-------- Supplied material --------
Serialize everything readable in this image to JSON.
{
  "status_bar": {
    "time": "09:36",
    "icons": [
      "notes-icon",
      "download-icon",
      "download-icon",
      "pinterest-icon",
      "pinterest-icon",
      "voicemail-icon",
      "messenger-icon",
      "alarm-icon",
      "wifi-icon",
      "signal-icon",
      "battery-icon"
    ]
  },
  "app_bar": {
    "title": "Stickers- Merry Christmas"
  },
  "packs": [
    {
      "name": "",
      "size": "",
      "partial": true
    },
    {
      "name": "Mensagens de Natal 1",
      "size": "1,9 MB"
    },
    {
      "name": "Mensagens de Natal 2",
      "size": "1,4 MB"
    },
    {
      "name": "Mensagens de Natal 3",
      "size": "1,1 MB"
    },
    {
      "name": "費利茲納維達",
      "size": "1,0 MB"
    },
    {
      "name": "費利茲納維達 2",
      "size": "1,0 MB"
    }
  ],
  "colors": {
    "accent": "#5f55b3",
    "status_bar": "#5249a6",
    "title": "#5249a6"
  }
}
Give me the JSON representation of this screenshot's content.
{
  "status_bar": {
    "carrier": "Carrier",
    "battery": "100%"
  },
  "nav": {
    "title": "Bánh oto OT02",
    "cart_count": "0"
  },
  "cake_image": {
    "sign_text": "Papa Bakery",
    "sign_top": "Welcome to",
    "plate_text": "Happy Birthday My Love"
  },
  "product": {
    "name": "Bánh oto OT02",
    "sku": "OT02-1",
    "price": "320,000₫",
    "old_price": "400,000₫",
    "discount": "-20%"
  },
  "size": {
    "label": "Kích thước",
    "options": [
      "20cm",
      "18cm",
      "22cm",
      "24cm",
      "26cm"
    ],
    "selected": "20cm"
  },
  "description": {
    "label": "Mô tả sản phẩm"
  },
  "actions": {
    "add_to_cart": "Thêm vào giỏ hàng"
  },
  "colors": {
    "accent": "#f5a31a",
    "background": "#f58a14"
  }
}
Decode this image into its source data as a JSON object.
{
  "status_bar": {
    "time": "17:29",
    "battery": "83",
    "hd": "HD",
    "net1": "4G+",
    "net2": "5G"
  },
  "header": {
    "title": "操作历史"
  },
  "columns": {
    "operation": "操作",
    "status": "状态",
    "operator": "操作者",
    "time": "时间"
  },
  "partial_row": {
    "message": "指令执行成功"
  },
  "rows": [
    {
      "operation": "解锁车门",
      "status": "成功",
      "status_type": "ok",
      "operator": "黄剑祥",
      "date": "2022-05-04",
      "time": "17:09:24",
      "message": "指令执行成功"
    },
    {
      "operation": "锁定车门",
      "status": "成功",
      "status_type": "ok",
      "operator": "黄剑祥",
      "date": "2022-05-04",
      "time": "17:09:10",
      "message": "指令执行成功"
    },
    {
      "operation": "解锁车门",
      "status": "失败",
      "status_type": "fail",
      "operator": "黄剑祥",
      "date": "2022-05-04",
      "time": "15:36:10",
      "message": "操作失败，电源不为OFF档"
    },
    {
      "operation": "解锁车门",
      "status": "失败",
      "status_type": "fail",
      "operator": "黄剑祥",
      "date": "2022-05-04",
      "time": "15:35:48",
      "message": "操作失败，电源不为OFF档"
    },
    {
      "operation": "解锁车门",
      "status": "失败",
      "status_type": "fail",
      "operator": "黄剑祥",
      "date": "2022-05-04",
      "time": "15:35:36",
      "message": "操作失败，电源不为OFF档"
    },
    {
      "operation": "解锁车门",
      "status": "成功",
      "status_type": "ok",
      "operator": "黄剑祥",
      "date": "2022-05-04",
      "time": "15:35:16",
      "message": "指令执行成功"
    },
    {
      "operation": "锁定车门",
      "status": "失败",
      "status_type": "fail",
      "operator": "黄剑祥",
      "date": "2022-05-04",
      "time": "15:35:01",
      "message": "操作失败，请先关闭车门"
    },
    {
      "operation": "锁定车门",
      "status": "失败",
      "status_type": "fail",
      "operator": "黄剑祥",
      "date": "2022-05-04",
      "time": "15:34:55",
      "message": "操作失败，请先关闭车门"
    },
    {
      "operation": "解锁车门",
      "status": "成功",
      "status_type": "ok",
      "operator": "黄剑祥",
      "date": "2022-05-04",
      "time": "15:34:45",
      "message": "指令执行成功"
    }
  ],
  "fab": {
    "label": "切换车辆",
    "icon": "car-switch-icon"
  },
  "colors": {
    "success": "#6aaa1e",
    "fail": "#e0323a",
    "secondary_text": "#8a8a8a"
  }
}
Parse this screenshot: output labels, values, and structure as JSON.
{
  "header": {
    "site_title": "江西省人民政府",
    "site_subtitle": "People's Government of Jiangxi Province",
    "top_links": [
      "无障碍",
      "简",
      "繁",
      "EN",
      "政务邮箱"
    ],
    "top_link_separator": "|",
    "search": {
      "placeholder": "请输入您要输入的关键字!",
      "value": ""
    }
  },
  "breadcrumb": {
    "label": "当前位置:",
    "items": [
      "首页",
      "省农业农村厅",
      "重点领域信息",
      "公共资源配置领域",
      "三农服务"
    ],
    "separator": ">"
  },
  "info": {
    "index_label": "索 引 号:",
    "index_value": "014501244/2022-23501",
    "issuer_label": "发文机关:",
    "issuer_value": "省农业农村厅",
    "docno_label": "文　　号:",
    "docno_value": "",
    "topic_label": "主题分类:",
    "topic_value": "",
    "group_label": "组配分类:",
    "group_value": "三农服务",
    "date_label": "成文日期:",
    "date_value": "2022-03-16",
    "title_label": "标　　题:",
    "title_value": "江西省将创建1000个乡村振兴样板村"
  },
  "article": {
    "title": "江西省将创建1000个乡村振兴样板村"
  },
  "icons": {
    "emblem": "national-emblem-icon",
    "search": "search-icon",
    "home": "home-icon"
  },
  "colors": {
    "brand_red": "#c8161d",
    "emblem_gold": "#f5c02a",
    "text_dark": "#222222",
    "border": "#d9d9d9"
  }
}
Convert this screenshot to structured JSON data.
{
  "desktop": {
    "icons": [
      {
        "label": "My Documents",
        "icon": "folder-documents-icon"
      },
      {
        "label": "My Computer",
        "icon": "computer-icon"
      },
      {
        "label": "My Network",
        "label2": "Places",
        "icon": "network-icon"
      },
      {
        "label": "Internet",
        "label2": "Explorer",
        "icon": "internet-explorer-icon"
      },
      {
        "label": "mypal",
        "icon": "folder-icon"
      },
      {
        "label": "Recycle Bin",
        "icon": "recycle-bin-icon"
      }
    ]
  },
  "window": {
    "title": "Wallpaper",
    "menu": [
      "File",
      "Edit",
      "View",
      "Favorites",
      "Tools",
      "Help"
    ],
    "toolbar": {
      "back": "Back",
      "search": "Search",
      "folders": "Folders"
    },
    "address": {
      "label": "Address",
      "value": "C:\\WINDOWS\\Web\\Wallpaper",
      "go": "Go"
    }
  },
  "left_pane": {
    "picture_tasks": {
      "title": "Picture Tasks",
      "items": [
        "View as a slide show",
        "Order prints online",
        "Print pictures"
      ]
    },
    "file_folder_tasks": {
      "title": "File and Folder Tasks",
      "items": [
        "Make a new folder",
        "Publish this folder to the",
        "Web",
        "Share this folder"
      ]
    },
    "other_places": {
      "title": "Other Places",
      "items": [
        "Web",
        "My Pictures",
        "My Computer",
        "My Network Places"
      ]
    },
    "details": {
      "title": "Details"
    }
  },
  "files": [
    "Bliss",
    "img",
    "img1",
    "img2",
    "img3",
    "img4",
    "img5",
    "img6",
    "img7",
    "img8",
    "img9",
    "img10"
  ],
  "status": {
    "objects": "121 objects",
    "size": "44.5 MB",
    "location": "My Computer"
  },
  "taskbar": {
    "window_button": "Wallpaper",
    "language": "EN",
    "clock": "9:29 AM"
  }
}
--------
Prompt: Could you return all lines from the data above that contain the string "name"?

Written response:
      "name": "",
      "name": "Mensagens de Natal 1",
      "name": "Mensagens de Natal 2",
      "name": "Mensagens de Natal 3",
      "name": "費利茲納維達",
      "name": "費利茲納維達 2",
    "name": "Bánh oto OT02",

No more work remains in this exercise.